digraph in certain Greek or Latin words; it developed in later Latin where classical Latin used separate letters. The Latin digraph also was used to transliterate Greek -ai- (as in aegis). When Latinate words flooded English in the 16c. it came with them, but as an etymological device only, and it was pronounced simply "e" and eventually reduced to that letter in writing (as in eon, Egypt) in most cases, excepting (until recently) proper names (Cæsar, Æneas, Æsculapius, Æsop). When divided and representing two syllables (aerate, aerial) it sometimes is written aë.
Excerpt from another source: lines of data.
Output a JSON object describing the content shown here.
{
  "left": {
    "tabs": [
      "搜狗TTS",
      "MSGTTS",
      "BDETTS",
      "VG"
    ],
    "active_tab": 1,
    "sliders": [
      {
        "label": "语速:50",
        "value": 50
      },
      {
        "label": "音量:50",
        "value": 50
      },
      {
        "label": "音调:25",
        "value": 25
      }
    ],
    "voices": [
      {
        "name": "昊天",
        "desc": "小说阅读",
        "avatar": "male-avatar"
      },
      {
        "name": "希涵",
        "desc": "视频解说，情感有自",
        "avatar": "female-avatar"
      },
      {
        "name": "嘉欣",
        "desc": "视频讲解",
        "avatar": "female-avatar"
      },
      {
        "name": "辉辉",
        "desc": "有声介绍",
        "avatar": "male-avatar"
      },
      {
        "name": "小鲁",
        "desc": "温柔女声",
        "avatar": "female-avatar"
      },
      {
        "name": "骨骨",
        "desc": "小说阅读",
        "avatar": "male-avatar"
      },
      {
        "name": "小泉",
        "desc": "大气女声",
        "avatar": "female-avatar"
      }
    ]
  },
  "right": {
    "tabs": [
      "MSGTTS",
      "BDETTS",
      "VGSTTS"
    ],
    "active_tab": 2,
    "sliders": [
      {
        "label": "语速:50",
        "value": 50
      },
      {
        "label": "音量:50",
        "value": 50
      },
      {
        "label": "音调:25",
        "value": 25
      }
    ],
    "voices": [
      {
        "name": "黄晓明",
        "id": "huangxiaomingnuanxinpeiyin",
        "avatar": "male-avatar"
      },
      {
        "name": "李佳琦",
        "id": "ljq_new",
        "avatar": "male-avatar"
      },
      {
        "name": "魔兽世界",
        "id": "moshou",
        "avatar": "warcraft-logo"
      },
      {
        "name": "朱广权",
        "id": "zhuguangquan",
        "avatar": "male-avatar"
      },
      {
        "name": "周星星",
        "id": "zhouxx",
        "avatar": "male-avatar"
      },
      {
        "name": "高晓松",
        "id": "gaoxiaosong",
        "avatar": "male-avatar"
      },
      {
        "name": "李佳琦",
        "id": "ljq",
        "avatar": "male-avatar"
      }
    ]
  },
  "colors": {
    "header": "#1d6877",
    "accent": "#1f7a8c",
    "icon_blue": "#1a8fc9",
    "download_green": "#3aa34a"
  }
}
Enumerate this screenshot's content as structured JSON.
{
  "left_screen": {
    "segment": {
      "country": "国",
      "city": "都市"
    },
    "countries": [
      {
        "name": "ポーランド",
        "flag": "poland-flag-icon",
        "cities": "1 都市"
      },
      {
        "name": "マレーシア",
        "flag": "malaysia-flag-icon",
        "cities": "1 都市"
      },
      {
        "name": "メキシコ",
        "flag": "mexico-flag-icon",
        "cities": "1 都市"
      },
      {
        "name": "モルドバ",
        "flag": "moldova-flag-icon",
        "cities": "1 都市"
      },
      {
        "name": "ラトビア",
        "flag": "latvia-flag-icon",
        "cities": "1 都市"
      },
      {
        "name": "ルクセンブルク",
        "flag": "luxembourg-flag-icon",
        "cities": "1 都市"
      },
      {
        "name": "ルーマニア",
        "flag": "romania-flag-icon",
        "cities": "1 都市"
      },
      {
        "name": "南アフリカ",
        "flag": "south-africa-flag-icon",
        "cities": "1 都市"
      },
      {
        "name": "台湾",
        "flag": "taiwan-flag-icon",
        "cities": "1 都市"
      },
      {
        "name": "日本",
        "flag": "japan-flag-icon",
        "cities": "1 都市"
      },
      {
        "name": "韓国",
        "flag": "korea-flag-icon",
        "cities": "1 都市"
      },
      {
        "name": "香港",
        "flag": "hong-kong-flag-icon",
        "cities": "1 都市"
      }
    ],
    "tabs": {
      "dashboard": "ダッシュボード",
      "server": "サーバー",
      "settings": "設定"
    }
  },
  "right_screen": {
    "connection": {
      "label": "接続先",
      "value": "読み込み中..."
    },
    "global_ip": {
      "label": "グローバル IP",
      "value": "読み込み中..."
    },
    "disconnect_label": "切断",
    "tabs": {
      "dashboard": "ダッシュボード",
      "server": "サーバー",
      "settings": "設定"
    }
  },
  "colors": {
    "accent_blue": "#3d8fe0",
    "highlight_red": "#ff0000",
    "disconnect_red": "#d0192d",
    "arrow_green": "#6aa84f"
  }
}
Anglo-Saxon alphabetic character representing a simple vowel corresponding to the short "a" in glad or the long one in dare, ultimately from Latin and used by scribes writing Old English because it represented roughly the same sound as Latin æ (see æ (1)). In Middle English the vowel tended to become -a- when short (glad, sad, from Old English glæd, sæd, etc.), -e- when long.